The flag of Guernsey (Wikimedia Commons)

The legislature on the island of Guernsey has rejected legalising assisted suicide after a two-and-a-half-day debate.

The States of Guernsey voted to reject a requête (proposal) to look into legalising the practice, and will instead investigate “measures necessary to improve quality of life and health outcomes for all islanders towards the end of their lives”.

Last week, the most senior committee in the States – as the island’s legislature in known – voted unanimously not to support the proposal, saying it did not conform to their priorities and the complex legal issues would likely drain resources from other areas.

Disability groups and religious leaders had also criticised the proposal. Bishop Philip Egan of Portsmouth, whose diocese covers the island, was outspoken in condemning it. “It would be an intolerable and utterly immoral demand to ask medical staff, doctors and nurses, dedicated to preserving life, to extinguish the life of another human person,” he said.

“Assisting someone to die prematurely or assisting someone to commit suicide, even when they earnestly request it, can never ever be a compassionate action. It is a grave sin.”

After the vote on Friday, Bishop Egan tweeted:

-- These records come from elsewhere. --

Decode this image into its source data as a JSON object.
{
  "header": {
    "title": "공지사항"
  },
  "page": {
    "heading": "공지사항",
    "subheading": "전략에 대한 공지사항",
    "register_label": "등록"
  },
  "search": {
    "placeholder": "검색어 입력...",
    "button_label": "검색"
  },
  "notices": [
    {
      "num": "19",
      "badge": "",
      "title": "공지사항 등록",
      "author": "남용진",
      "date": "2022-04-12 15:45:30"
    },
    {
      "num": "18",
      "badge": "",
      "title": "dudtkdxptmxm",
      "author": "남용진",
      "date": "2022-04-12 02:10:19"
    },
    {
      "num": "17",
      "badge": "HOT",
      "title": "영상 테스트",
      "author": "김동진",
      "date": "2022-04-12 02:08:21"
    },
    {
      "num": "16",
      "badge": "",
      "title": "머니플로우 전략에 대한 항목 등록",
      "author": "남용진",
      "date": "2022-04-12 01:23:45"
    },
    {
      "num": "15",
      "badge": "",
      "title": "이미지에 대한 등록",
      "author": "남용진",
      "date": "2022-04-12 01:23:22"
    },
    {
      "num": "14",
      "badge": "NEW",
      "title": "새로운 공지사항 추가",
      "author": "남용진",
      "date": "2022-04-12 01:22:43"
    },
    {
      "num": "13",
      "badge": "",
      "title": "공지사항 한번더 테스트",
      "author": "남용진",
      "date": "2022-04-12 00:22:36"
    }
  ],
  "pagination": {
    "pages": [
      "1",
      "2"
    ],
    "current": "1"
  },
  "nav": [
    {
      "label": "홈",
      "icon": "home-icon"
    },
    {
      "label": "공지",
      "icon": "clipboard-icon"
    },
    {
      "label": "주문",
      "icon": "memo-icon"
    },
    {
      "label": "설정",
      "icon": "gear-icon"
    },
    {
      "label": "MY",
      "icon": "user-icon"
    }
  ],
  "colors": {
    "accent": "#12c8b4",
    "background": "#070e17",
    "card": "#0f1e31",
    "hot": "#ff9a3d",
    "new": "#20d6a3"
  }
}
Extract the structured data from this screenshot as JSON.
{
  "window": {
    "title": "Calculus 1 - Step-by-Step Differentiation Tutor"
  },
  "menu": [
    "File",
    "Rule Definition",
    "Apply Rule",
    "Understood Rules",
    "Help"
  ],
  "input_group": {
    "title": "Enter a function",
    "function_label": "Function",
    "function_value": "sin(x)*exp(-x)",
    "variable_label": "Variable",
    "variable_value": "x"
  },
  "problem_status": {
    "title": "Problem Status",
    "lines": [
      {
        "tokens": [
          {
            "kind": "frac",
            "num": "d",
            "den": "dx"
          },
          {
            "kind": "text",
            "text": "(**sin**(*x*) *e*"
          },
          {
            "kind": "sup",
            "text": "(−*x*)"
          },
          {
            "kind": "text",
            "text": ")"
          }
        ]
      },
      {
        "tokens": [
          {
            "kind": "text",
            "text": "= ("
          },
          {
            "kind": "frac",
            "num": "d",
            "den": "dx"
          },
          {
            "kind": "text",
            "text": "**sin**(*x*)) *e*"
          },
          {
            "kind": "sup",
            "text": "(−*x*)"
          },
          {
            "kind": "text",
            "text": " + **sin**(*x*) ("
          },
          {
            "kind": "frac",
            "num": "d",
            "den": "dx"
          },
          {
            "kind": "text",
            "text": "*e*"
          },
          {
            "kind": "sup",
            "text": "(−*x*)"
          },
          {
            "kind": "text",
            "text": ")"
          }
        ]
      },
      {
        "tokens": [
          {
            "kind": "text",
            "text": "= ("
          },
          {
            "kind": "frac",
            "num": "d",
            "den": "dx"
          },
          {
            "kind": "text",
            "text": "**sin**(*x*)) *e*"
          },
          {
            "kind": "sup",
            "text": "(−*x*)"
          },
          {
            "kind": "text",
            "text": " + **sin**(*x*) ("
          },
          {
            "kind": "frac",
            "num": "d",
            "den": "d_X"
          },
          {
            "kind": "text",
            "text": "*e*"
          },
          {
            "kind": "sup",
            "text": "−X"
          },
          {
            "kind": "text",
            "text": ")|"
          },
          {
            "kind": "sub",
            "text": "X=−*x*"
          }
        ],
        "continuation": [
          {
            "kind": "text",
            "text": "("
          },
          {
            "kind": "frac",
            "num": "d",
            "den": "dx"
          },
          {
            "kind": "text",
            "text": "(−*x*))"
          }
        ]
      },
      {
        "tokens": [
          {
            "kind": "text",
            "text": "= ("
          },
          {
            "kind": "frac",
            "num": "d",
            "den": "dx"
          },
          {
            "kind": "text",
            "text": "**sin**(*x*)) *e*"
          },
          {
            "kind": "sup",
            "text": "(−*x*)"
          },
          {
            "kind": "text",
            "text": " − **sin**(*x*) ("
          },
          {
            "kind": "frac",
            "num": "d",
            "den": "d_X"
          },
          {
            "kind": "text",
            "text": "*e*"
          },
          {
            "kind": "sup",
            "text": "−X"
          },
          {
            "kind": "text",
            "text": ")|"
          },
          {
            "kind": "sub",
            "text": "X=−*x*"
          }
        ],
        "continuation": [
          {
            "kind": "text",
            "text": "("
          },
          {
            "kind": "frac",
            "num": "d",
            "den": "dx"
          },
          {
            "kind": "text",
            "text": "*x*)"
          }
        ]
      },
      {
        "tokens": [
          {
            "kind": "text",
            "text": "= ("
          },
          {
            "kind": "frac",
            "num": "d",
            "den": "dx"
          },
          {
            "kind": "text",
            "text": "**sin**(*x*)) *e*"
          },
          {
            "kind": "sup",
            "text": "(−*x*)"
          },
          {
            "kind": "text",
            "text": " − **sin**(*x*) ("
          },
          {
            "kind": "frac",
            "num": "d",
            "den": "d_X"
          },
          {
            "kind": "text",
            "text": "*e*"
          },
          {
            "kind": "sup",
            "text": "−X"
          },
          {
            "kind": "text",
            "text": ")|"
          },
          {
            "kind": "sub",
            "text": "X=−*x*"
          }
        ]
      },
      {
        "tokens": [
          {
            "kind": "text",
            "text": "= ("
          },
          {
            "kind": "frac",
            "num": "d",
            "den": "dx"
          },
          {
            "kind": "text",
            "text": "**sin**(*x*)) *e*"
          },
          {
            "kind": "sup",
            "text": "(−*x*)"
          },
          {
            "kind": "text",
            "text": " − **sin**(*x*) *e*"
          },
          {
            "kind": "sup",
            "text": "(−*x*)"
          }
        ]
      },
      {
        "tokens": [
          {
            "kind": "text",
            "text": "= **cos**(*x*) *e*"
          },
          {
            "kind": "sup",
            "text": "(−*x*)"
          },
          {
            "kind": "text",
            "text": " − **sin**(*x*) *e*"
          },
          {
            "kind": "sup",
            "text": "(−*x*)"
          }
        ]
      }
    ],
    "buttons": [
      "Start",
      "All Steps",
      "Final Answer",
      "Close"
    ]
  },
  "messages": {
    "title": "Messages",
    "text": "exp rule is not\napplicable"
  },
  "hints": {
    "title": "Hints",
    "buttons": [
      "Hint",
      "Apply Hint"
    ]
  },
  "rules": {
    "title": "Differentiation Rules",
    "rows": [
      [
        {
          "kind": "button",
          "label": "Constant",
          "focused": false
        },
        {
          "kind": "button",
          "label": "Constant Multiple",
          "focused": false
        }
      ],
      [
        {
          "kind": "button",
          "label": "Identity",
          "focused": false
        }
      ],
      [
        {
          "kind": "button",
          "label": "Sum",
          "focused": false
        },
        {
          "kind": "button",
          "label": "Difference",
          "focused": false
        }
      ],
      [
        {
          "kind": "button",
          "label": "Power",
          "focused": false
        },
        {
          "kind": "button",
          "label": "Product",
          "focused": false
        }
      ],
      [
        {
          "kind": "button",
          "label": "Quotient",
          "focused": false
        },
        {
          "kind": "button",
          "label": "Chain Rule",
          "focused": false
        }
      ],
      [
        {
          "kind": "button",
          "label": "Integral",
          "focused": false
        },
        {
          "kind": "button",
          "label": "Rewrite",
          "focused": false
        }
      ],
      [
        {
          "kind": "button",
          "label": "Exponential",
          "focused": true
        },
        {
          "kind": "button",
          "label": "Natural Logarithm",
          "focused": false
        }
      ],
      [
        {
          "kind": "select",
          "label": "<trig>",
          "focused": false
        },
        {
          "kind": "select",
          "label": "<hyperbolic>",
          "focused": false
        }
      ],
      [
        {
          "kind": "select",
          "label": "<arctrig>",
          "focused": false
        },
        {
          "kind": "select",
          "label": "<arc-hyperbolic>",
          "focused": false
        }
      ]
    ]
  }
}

Had the legislation passed, Guernsey could have become the first jurisdiction in the British Isles to introduce assisted suicide. In 2015, the British House of Commons voted by a wide margin to reject a similar proposal for the United Kingdom.